My original vision was to keep this blog focused on the food, and not so much on me, or my life, or the way I see and experience the world. But I’m seeing that I want it to feel more playful, more true to the imperfect person that I am– and less “I’m trying to be a serious food writer that shows nothing but pretty pictures of perfect food”.

The cookbook I’m writing will be focused on just food. (at least I think so!) But this blog, starting now, (actually I think it started with my last post, and I just didn’t know it yet) will include all kinds of other stuff, along with the food.

It’s kind of scary, feeling like I’m opening up other aspects of myself to potential criticism. It’s like inviting my mother for supper in the middle of monsoon season, when I know there will be flies in the kitchen and I will be running around like crazy with buckets of water and she will be shaking her head, wondering what she did to deserve such a strange creature for a daughter, and what she might have done wrong. Read more

How to Get Out of A Food Rut, #1

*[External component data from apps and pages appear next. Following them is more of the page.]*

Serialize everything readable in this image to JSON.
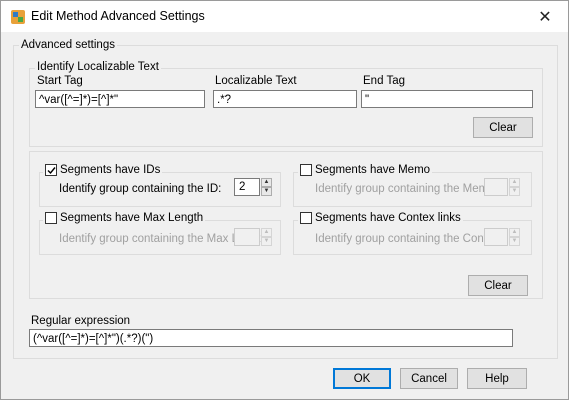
{
  "window": {
    "title": "Edit Method Advanced Settings",
    "close": "✕"
  },
  "advanced": {
    "label": "Advanced settings"
  },
  "localizable": {
    "label": "Identify Localizable Text",
    "start_tag_label": "Start Tag",
    "start_tag_value": "^var([^=]*)=[^]*\"",
    "text_label": "Localizable Text",
    "text_value": ".*?",
    "end_tag_label": "End Tag",
    "end_tag_value": "\"",
    "clear": "Clear"
  },
  "segments": {
    "ids": {
      "label": "Segments have IDs",
      "checked": true,
      "field_label": "Identify group containing the ID:",
      "value": "2"
    },
    "memo": {
      "label": "Segments have Memo",
      "checked": false,
      "field_label": "Identify group containing the Memo:"
    },
    "max_length": {
      "label": "Segments have Max Length",
      "checked": false,
      "field_label": "Identify group containing the Max Length:"
    },
    "context": {
      "label": "Segments have Contex links",
      "checked": false,
      "field_label": "Identify group containing the Context:"
    },
    "clear": "Clear"
  },
  "regex": {
    "label": "Regular expression",
    "value": "(^var([^=]*)=[^]*\")(.*?)(\")"
  },
  "footer": {
    "ok": "OK",
    "cancel": "Cancel",
    "help": "Help"
  }
}
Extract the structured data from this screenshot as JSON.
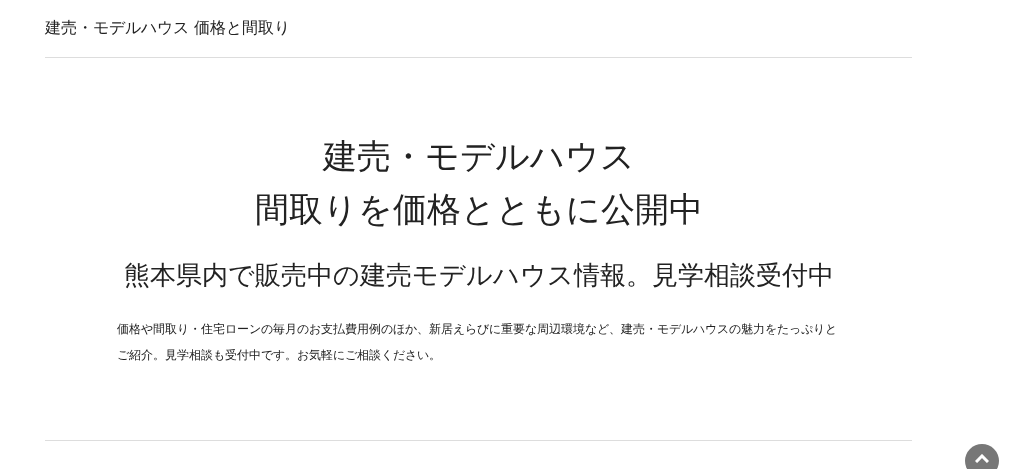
{
  "header": {
    "title": "建売・モデルハウス 価格と間取り"
  },
  "hero": {
    "heading_lines": [
      "建売・モデルハウス",
      "間取りを価格とともに公開中"
    ],
    "subheading": "熊本県内で販売中の建売モデルハウス情報。見学相談受付中",
    "description": "価格や間取り・住宅ローンの毎月のお支払費用例のほか、新居えらびに重要な周辺環境など、建売・モデルハウスの魅力をたっぷりとご紹介。見学相談も受付中です。お気軽にご相談ください。"
  },
  "scroll_top_button": {
    "kind": "up"
  }
}
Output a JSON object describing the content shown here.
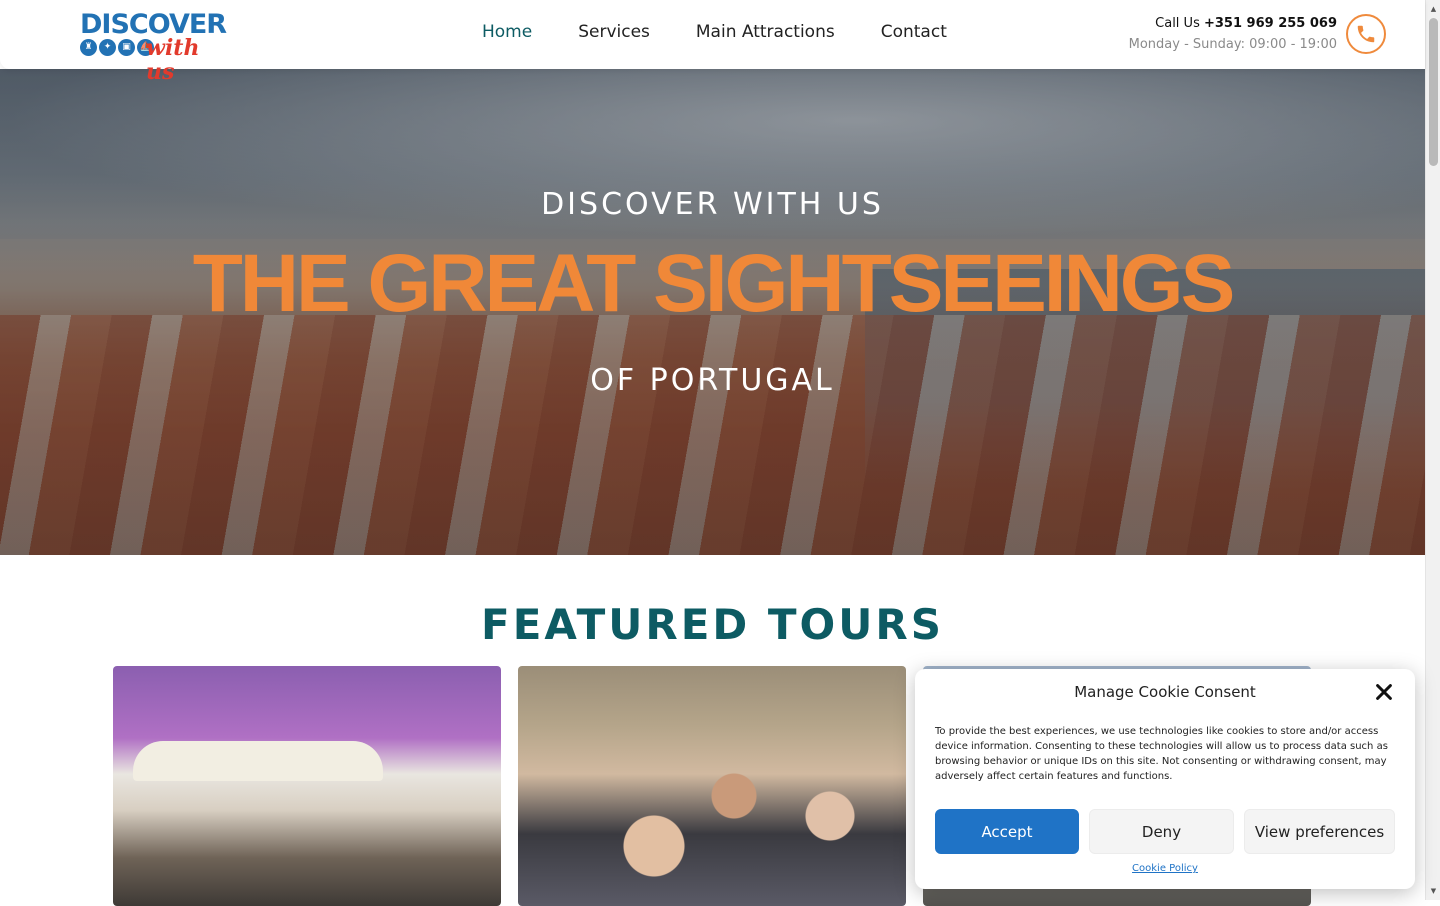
{
  "header": {
    "logo": {
      "line1": "DISCOVER",
      "line2": "with us"
    },
    "nav": [
      {
        "label": "Home",
        "active": true
      },
      {
        "label": "Services",
        "active": false
      },
      {
        "label": "Main Attractions",
        "active": false
      },
      {
        "label": "Contact",
        "active": false
      }
    ],
    "call_prefix": "Call Us",
    "phone": "+351 969 255 069",
    "hours": "Monday - Sunday: 09:00 - 19:00",
    "phone_icon": "phone-icon"
  },
  "hero": {
    "kicker": "DISCOVER WITH US",
    "title": "THE GREAT SIGHTSEEINGS",
    "subtitle": "OF PORTUGAL"
  },
  "featured": {
    "title": "FEATURED TOURS"
  },
  "cookie": {
    "title": "Manage Cookie Consent",
    "text": "To provide the best experiences, we use technologies like cookies to store and/or access device information. Consenting to these technologies will allow us to process data such as browsing behavior or unique IDs on this site. Not consenting or withdrawing consent, may adversely affect certain features and functions.",
    "accept": "Accept",
    "deny": "Deny",
    "preferences": "View preferences",
    "policy_link": "Cookie Policy"
  },
  "colors": {
    "accent_orange": "#f08838",
    "teal": "#0d5b63",
    "button_blue": "#1f73c6",
    "brand_blue": "#2272b4",
    "brand_red": "#e23a2c"
  }
}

The thing is, I really like my food ruts.

Because a lot of the things I most love to eat, I cook all the time. There’s hardly two weeks that go by in which I haven’t made nearly half of my favorite things having to do with potatoes, tortillas, acorns, eggs, mushrooms, and wild greens. But I don’t want to make these wonderful things, slowly, become less fun to eat.

So, number one in my Getting out of a Food Rut series is to:

Cook for just ourselves, once in a while.

Maybe you live alone, and this doesn’t seem very helpful. But even if you do, are you really cooking for yourself? What I mean by that, is, are you really paying attention to your very own, particular, strangest food preferences and paying some homage to them, as you’re cooking for yourself? Read more

Welcome to Our Kitchen!

Hi, I’m Elka!

I’ve spent the last few decades doing all of my baking of the family’s breads, cakes, and pies in a rustic, solar-powered kitchen with a hundred year old woodstove. Standing at my porcelain sink, I gaze at a river flowing beneath ancient volcanic cliffs. Ravens preen in a nearby crag. Skunks waddle up to greet me at the compost pile. Besides baking and my usual days full of tending, I’ve been harvesting wild greens and acorns, canning preserves, and doing some teaching too. I also love to slow down for tea time, any time of day!

Recently I’ve also become a student of our handmade horno (an outdoor wood-fired bread oven made of clay) and been reveling in the joys of our (fairly) new outdoor kitchen. I love to bake, stir, chop, and wash dishes with the wind on my face and my feet on the earth. I love cooking with fire, with rain drumming on the tin roof above me! And several of the wild plants that I harvest grow only a few steps away from the stove! 

For me, cooking with wild foods is not an occasional hobby, it’s an everyday part of my life. The plants and other foods I use the most grow all around me, and are mostly very common weeds. Every single week foods like stinging nettles, lamb’s quarters, dock, grape leaves, and london rocket mustard make up about half of our vegetable consumption. In the colder months, we cook with frozen, pickled and dried greens we put up whenever they’re plentiful. We try to use and shell at least a few pounds of acorns every month, and incorporate them into everything from tea to breads, butter, stir-fries, chocolate desserts and gnocchi. Read more